Plain Jane: Family tree research just to get my passport
If I can give you one small piece of advice this week – along with never trust a Scotswoman bearing gifts (or buying airports) and eat more vegetables (apparently we should now be chomping our way through ten portions – do you have that sort of time? Me neither) then let it be this: Do not under any circumstances, lose your passport.
If you were already gnashing your teeth at our modern paranoid culture in which you can barely pay your electricity bill without supplying two referees and your inside leg measurement, or buy a second packet of Paracetamol without a full explanation to the supermarket queue, then just wait until you can’t produce that dog-eared little booklet of travel – even if it has almost expired.
Suddenly it’s not just where you were born, officialdom wants to know about, but where your parents popped out too. And whether they were married. And when. Fortunately, my sister is a fount of such knowledge and rattled off birthplaces and anniversaries when I phoned to wail at the length of the form. Then I moved to the next page. What about my maternal grandparents? Were they British? Where were they born? I have absolutely no idea. Were they married? Well actually they weren’t – quite a scandal at the time. But in those days you couldn’t get divorced, see, not if your first wife wanted to be difficult. Gran took his name and wore a wedding ring so the neighbours weren’t shocked – will that count? Have I got a copy of all the certificates? Of course I bloody haven’t. Isn’t it evidence enough that I hail from this Isle that I’ve had a passport for the last 30 years? Am I not on the system?
On the plus side, phoning the helpline makes a refreshing change, from say, phoning Student Finance – with whom you could quite easily lose the rest of your life – or Barclays Bank, whose telephone service reduced me to tears of rage last week, featuring as Her Majesty’s Passport Office does, a limited number of button-press options, real people who make sense, no music and a minimum of waiting time. (Could the Queen perhaps take over BT and the energy companies too?) It was to prevent fraud, soothed the nice lady who listened to my woes. In case someone stole my identity, she explained kindly, offering me the opportunity to journey to London and go through airport style security (“leave your sharp objects at home”) armed with as many birth documents as I could muster. Would anyone really go to that trouble? I wondered. And dye their hair pink and blue to start?
I have got to find it, I screeched to the household.
The boy was solicitous. “Have you looked through that?” he enquired – pointing at the pile of receipts and unopened post that dwarfs my computer. “Why would it be there?” I cried. Why indeed would it be anywhere, as my husband helpfully pointed out, except in the designated file in the downstairs office, where all passports preside.

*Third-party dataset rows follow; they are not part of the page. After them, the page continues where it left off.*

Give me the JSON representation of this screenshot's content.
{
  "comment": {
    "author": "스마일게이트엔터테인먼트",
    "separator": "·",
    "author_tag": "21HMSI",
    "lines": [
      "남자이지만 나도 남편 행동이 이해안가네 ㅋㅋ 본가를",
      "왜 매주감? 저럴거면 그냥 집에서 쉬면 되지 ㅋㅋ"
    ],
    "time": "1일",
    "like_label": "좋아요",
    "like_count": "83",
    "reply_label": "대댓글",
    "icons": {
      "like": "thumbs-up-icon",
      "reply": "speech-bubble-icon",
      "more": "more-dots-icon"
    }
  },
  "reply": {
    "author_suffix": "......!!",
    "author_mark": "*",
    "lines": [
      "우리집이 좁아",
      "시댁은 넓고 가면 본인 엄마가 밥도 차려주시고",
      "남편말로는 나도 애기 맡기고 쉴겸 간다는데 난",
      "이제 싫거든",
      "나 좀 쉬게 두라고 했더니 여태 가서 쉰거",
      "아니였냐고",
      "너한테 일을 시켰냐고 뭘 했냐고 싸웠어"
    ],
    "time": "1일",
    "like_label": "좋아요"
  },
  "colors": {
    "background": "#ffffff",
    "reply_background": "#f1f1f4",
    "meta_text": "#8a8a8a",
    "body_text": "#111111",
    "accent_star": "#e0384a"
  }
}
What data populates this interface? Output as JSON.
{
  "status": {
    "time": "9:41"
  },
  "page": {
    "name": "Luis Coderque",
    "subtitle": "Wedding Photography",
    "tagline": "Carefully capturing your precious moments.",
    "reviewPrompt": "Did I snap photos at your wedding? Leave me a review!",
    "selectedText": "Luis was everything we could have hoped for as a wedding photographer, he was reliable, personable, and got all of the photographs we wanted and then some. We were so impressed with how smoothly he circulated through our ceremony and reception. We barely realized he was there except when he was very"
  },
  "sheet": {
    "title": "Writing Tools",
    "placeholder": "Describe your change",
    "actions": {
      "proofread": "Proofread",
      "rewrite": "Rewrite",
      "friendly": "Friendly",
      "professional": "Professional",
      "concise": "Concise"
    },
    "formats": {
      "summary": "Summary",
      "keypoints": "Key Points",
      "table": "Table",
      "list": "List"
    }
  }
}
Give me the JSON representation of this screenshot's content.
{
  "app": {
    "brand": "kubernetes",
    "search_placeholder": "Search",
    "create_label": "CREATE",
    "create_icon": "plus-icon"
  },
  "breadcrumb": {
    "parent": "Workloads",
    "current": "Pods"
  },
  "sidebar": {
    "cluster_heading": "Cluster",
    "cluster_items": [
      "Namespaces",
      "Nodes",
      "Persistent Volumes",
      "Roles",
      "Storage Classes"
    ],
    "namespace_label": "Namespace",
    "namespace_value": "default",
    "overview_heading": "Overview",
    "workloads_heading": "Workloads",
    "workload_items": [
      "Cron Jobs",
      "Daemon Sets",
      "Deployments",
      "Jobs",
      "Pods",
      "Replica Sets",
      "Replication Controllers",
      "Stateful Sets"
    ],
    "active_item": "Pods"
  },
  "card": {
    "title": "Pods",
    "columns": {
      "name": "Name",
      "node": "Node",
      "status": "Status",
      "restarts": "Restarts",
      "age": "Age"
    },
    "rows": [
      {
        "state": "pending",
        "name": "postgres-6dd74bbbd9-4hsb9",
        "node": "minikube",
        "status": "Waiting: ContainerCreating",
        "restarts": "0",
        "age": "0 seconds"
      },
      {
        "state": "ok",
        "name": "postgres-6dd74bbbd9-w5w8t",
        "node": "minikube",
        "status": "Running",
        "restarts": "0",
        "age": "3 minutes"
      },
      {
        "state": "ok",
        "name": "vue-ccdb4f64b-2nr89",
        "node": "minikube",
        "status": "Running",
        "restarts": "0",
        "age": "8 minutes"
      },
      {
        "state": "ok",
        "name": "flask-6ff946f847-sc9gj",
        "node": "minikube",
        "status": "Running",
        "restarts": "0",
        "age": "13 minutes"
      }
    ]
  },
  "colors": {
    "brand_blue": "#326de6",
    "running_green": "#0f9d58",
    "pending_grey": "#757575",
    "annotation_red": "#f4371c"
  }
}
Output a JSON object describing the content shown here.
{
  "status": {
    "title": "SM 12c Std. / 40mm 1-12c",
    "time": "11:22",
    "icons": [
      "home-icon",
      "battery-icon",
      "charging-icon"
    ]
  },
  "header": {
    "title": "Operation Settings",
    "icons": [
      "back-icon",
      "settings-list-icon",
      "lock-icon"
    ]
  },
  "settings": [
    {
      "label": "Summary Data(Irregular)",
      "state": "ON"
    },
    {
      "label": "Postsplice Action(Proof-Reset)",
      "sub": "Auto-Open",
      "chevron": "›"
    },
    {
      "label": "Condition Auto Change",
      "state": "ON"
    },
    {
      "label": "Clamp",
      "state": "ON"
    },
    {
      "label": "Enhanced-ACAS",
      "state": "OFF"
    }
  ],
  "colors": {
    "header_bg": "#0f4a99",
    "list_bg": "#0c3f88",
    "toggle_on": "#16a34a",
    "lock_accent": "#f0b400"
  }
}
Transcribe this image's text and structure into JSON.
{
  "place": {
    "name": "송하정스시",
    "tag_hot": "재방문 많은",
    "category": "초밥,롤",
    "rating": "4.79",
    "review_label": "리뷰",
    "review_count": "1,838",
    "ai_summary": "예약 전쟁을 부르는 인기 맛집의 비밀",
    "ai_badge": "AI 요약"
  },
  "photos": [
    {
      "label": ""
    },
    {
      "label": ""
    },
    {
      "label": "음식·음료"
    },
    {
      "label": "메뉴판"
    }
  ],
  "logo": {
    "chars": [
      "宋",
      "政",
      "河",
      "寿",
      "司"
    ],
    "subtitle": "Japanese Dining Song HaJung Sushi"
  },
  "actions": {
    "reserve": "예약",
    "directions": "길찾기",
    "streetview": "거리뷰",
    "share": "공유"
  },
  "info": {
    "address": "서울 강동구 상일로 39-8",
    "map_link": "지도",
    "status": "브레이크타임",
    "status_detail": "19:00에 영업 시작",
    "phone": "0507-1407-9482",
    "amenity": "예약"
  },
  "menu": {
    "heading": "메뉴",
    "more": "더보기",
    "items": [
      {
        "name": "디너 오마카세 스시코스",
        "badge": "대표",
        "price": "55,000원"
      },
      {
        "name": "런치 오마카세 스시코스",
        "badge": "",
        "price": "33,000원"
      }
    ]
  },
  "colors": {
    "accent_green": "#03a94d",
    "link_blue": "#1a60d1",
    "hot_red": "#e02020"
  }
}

“I might have left it on your desk,” I offered. My son and I exchanged glances. Surely even HE, with his long history of consigning incorrectly placed items to the bin without so much as a by-your-leave, would not throw away a passport. My husband, clearly feeling the long finger of suspicion heading his way, offered to report the loss to the relevant authorities (another requirement). Moments later we heard the receiver crash. “I’ve just listened to a recorded message from the Chief Constable,” he complained. “What a silly waste of his time.” The passport eventually appeared in the bag I’d used to take photo ID to the bank who’d known me for years. I was jubilant. My husband still smarting. “He should be out catching criminals,” he grumbled.
Read the original article at: http://www.thanetgazette.co.uk/Plain-Jane-Family-tree-research-just-passport/story-20979480-detail/story.html